Secrets of the DCM (Part I) 46 Clock Jitter Specifications Period (peak-to-peak) jitter Cycle-to-cycle jitter Unit Interval (UI) T 1 =T ps T 2 =T ps T 0 Bit Period Peak-to-peak Period Jitter Unit Interval (UI) Peak-to-peak period jitter, represented as fraction of Unit Interval Example UI=0.10 means that period jitter is 10% of the total bit period
Secrets of the DCM (Part I) 47 Half Period Jitter Jitter Effects on Cycle Timing Bit Period Single Data Rate (SDR) Available Period Earliest Arrival Clock Period
Secrets of the DCM (Part I) 48 Jitter Effects on Cycle Timing Double Data Rate (DDR) Clock Period No duty-cycle distortion effects considered Earliest Arrival Bit Period Consider both clock edges in DDR applications Available Period Jitter Available Period
Secrets of the DCM (Part I) 49 Jitter Effects on Flip-Flop Timing Early Clock EdgeLate Clock Edge Increases input set-up time Reduces minimum clock-to- output time Increases hold time Increases maximum clock-to- output time Half Period Jitter Half Period Jitter
Secrets of the DCM (Part I) 50 Minimizing Clock Jitter Switching noise causes jitter – Proper power, PCB design, and decoupling XAPP623: Power System Distribution Guidelines PCB Checklist – % CLB switching contributes noise – Obey SSO recommendations (in Spartan-3 data sheet) VCCAUX is voltage source for DCMs GND pins for logic and DCMs are common Jitter on input clock – Garbage in, garbage out Take care of your clocks and your clocks will take care of you
Secrets of the DCM (Part I) 51 GOVERNMENT HEALTH WARNING: FAILING TO APPLY XAPP623 COULD BE HAZARDOUS TO YOUR DCM DESIGN AND YOUR MENTAL HEALTH
Secrets of the DCM (Part I) 52 XAPP462: The DCM Reference A comprehensive 68- page tree killer Updated for ISE 6.3i and latest Spartan-3 DCM knowledge
Secrets of the DCM (Part I) 53 Second Verse, Same as the First* If you enjoyed this session, please also attend … * Only a little bit louder and a whole lot worse Secrets of the DCM Part II
Secrets of the DCM (Part I) 54 Questions?
Secrets of the DCM (Part I) 55 Please Fill Out and Return the Feedback Forms!

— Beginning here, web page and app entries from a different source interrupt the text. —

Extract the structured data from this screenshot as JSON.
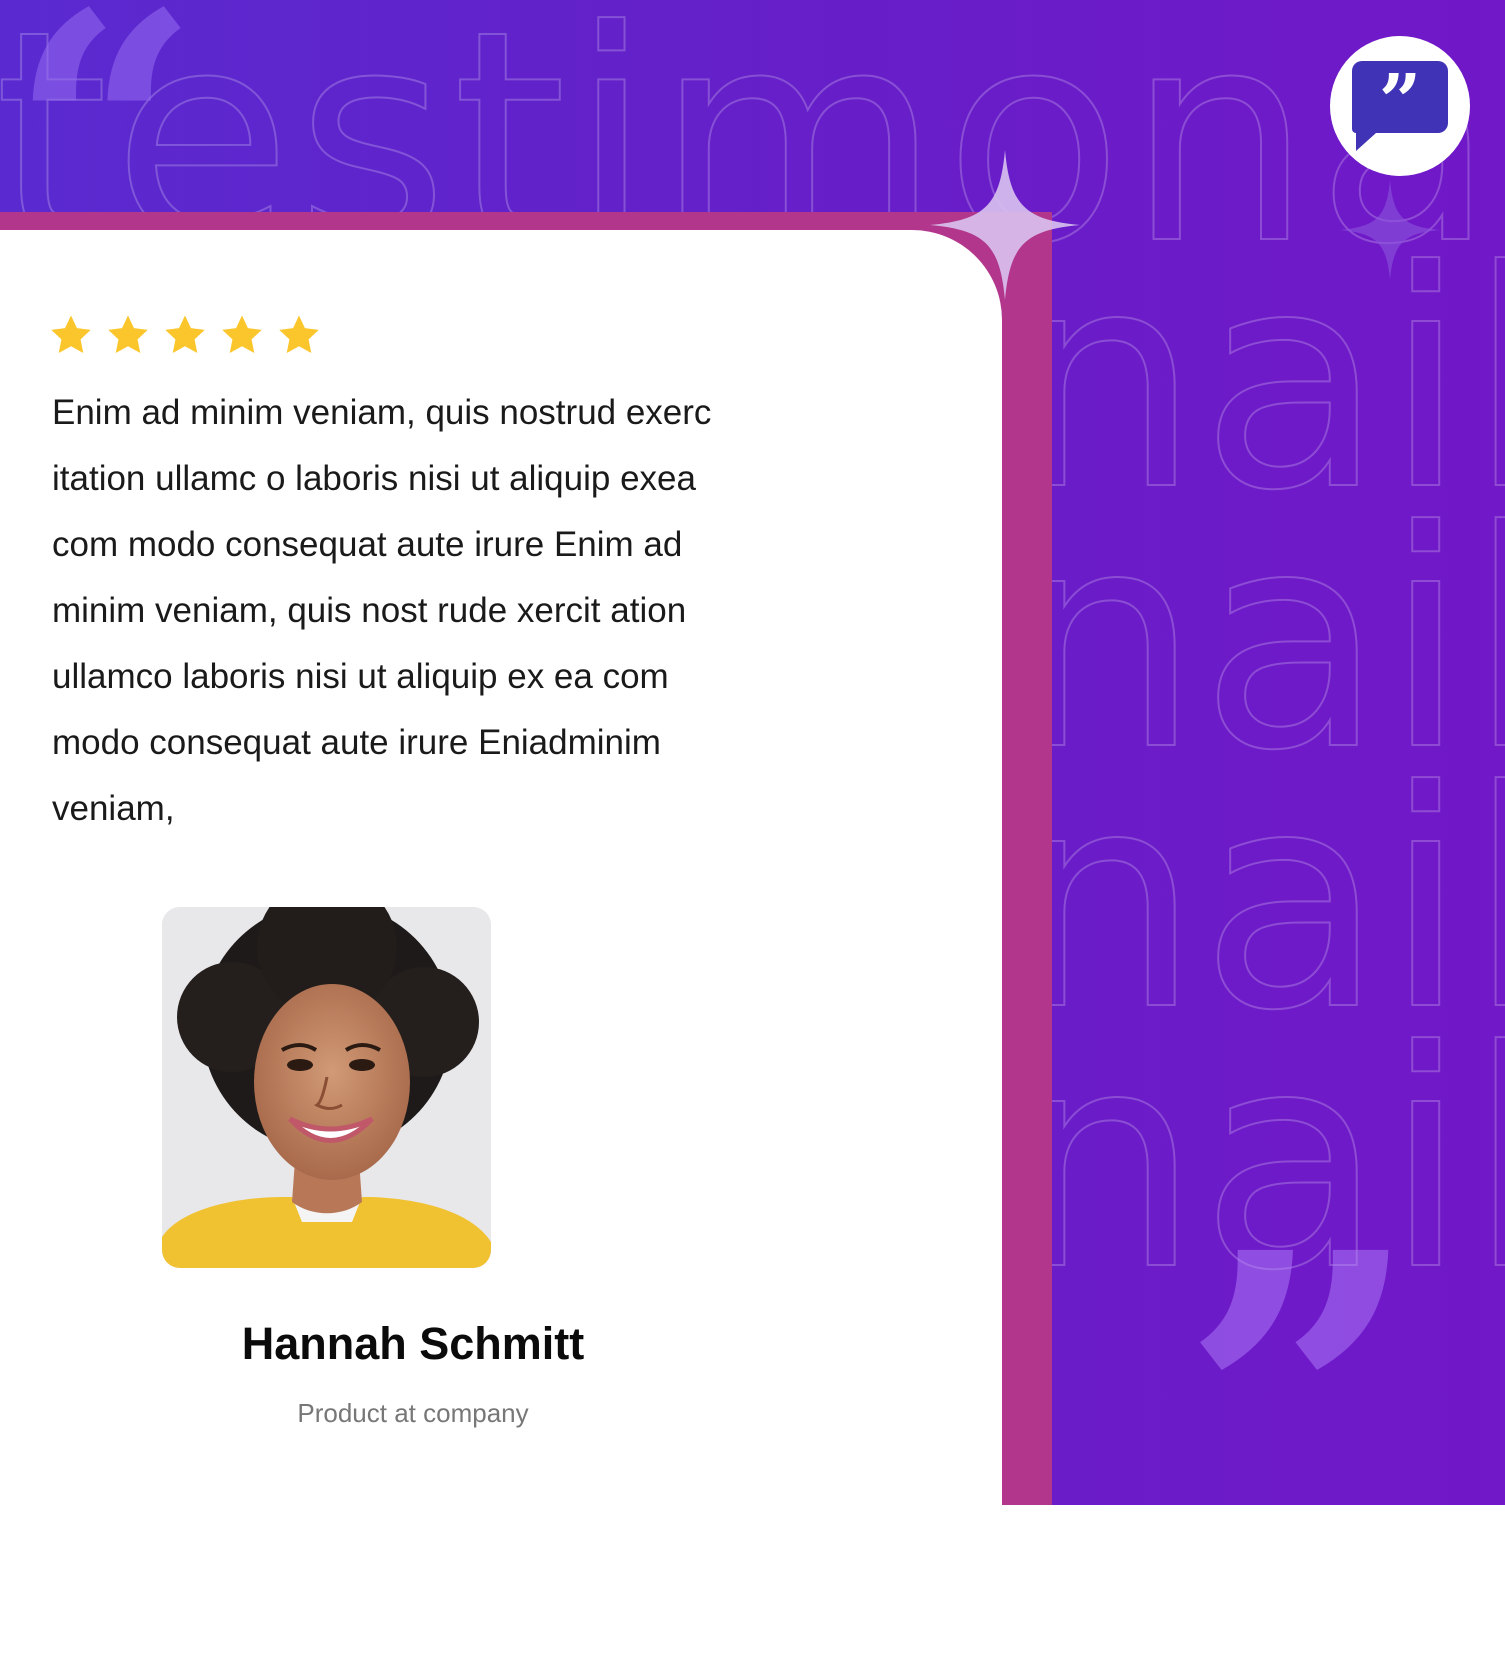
{
  "background": {
    "top_watermark": "testimonails",
    "side_watermark": "nails",
    "colors": {
      "primary": "#6420c9",
      "accent": "#b2368c",
      "star": "#fbc62c"
    }
  },
  "badge": {
    "icon": "quote-bubble-icon"
  },
  "rating": {
    "stars": 5,
    "max": 5
  },
  "review": {
    "lines": [
      "Enim ad minim veniam, quis nostrud exerc",
      "itation ullamc o laboris nisi ut aliquip exea",
      "com modo consequat aute irure Enim ad",
      "minim veniam, quis nost rude xercit ation",
      "ullamco laboris nisi ut aliquip ex ea com",
      "modo consequat aute irure Eniadminim",
      "veniam,"
    ]
  },
  "author": {
    "name": "Hannah Schmitt",
    "role": "Product at company",
    "avatar": "portrait-photo"
  }
}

Steve Knapp Secrets of the DCM: Part 1 Forms are in the back of your FAE conference book Please return at back of the room Thank You!
Secrets of the DCM (Part I) 56 Jump Point Return to last slide viewed Overview Lesson 1: Avoid Being Skewed Lesson 2: Clock Wizard School Lesson 3: Clock Jitter Session Evaluation Forms